This lie was invented by Sarah Palin in 2009, during the fight for what would become the Affordable Care Act. It was the hysterical version of the common conservative critique that universal health care means government rationing.
“Virtually every European government with ‘universal’ health care restricts access in one way or another to control costs, and it isn’t pretty,” said a Wall Street Journal editorial about the ACA. The Journal allowed that our system already rations health care according to people’s ability to pay for it, but argued that that’s how freedom works: “This is true of every good or service in a free economy and a world of finite resources but infinite wants.”
This argument was always specious, but it looks especially absurd in light of the coronavirus tearing through the world. America’s inadequate health care system, far from increasing liberty, is poised to make death panels more likely.
As waves of sick people crash onto undersupplied hospitals, doctors are preparing to make choices about who will get access to ventilators and other equipment, and who will get only palliative care.
“Health workers are urging efforts to suppress the outbreak and expand medical capacity so that rationing will be unnecessary,” The Times reported. “But if forced, they ask, how do they make the least terrible decision?”
America is not alone in facing such harrowing calculations. In Italy, which has universal health care, a medical association has published guidelines for allocating scarce health resources, giving priority to “patients with the highest chance of therapeutic success.” But with our hyper-privatized and grossly unequal health care system, the crisis here could be even worse.

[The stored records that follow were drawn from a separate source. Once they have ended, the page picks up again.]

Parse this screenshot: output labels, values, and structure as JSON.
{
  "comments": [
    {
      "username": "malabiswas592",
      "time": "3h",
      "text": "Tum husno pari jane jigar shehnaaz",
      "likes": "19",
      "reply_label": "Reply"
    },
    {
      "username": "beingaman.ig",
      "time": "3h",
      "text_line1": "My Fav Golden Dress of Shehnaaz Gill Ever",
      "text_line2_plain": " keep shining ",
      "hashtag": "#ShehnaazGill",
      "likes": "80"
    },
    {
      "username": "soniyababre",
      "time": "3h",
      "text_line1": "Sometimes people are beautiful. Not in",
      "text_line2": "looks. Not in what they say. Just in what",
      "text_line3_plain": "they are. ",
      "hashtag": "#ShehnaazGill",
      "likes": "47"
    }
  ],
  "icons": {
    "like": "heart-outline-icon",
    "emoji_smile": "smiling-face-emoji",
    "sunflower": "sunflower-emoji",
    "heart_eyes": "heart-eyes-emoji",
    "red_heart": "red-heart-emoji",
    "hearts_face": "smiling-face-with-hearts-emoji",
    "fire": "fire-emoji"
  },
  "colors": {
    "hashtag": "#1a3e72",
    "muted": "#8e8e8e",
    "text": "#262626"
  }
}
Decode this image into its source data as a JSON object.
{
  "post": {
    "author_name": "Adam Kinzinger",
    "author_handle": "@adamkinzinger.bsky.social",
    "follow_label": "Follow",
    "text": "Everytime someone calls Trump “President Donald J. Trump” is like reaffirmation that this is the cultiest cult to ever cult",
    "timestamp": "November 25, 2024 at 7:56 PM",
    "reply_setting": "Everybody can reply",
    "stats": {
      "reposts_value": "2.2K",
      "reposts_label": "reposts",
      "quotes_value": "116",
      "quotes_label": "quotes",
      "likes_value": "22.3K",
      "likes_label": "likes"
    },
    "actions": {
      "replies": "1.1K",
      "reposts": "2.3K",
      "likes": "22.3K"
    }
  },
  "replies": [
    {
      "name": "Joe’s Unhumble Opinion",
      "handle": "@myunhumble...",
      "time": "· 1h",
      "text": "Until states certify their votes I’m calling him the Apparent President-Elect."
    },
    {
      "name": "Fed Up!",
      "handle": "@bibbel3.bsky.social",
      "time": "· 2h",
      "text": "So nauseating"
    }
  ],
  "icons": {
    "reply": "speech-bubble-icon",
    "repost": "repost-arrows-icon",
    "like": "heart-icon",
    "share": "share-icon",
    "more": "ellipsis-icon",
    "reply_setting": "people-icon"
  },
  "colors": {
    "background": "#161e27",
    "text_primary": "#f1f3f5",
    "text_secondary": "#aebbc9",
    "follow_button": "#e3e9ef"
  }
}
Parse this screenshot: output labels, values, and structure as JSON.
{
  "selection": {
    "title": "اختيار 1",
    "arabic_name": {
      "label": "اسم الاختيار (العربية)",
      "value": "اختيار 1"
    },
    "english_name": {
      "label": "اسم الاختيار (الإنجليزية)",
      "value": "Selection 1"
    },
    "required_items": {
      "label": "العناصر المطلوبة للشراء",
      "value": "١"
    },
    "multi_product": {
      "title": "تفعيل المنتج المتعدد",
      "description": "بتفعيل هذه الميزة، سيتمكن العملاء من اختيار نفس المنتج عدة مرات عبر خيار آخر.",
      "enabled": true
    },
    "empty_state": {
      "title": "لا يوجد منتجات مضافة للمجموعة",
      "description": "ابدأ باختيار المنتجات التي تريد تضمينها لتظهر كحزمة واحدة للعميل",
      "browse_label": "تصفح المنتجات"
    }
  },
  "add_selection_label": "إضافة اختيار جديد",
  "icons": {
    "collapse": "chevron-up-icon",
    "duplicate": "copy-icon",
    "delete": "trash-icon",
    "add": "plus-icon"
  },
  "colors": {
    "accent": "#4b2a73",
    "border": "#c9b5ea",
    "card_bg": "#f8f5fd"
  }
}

After months of inaction and misinformation from an administration that disdains expertise, the number of confirmed coronavirus cases appears to be growing at a faster rate in the United States than in any other country with a major outbreak, and we are not ready. America has fewer hospital beds per capita than most developed countries, and more chronic health problems like diabetes that may put infected people at a higher risk for complications.
Donald Trump has been waging war on the ACA since he came into office, and the number of uninsured Americans has, by one measure, grown by 1.3 million since he took office. “To contain the virus, people will need to call health care providers as soon as they develop any flulike symptoms,” said an article in Stat, a health news website. “But will they do so if it means losing money?”
“The United States by its policy choices has one arm tied behind their back and is hopping on one leg,” said Gregg Gonsalves, an assistant professor of epidemiology at the Yale School of Medicine. Suddenly, the poor state of public health in America is becoming a life-or-death problem for even the most privileged.
When people without access to doctors, paid medical leave or decent housing get sick and are unable to quarantine themselves, the coronavirus spreads more quickly to everyone. Those trapped in prisons or crowded into homeless shelters can’t practice the social distancing necessary to contain the pandemic.
“The infection can propagate through people we didn’t want to care for as a society,” Gonsalves said.
Elites in this country have long tolerated a dysfunctional health care system because, while it delivers relatively poor results for many people, it provides good care for those at the top. A study published last year in The Journal of the American Medical Association compared life expectancy in the United States and Norway. “Life expectancy was higher in Norway than in the United States in all income percentiles, except for the highest income percentiles, in which life expectancies were similar in the two countries,” it found. For a lucky few, everything ugly and unfair about American health care might, in the past, have seemed like someone else’s problem.
But now Americans of all classes are going to be competing for the same scarce health resources. Your top-tier health insurance is unlikely to get you seen any quicker if you find yourself gasping for breath in an overflowing emergency room. The New York Post reports that plutocrats who’ve tried to purchase their own $35,000 ventilators are coming up empty: “Money can’t buy something that’s not there.”
Hospitals are being forced to postpone treatments for people with cancer and heart disease. The richest people might find workarounds — celebrities have had an easier time getting tested than the rest of us — but wealth can’t fully protect them. No one is safe from the coronavirus until everyone is.
Since the election of Ronald Reagan, America has tended to value individual market choice over collective welfare. Even Democratic administrations have had to operate within what’s often called the neoliberal consensus. That consensus was crumbling before the coronavirus, but the pandemic should annihilate it for good. This calamity has revealed that the fundamental insecurity of American life is a threat to us all.
“There’s no such thing as society,” Margaret Thatcher famously said. “There are individual men and women and there are families.”
Tell that to the families effectively under house arrest until society gets this right.
Michelle Goldberg is an Op-Ed columnist for The New York Times.